DATA PROVIDED:
+ + + + + + +
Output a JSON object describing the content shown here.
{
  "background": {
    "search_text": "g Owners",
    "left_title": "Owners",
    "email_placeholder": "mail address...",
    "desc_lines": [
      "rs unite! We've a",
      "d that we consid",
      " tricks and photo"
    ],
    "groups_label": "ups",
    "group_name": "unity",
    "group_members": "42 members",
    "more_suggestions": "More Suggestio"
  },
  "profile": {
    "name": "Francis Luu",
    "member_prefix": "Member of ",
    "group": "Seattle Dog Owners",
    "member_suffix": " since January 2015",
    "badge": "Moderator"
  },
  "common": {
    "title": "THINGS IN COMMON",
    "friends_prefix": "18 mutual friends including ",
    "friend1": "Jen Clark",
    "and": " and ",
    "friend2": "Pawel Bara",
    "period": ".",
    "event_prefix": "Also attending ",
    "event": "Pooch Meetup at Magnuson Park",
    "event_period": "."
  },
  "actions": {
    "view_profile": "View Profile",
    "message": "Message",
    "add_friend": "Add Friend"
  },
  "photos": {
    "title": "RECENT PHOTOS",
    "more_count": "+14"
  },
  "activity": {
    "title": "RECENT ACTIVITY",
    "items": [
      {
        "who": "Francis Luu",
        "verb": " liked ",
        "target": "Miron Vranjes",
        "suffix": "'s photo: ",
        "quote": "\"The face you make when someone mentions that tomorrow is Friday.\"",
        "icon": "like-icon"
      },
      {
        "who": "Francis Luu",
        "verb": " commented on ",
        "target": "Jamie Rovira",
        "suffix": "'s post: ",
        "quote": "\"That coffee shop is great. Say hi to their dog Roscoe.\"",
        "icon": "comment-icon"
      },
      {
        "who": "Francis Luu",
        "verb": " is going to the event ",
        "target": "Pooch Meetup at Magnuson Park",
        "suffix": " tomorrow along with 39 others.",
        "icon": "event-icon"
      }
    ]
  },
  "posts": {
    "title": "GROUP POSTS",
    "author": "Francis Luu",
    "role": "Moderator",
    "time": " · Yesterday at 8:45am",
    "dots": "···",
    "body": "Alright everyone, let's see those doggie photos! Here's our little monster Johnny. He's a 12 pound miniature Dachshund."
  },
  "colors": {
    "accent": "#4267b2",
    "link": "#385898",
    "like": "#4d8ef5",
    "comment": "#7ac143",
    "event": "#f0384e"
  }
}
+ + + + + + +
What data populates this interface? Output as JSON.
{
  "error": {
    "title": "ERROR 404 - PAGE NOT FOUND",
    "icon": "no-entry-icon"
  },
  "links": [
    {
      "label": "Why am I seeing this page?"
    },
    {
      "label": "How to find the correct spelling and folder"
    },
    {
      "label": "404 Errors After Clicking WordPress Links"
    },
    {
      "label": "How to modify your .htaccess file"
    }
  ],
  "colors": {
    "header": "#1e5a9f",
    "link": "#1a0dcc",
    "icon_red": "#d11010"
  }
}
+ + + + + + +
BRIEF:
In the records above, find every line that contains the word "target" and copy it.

RESPONSE TO THIS TASK:
        "target": "Miron Vranjes",
        "target": "Jamie Rovira",
        "target": "Pooch Meetup at Magnuson Park",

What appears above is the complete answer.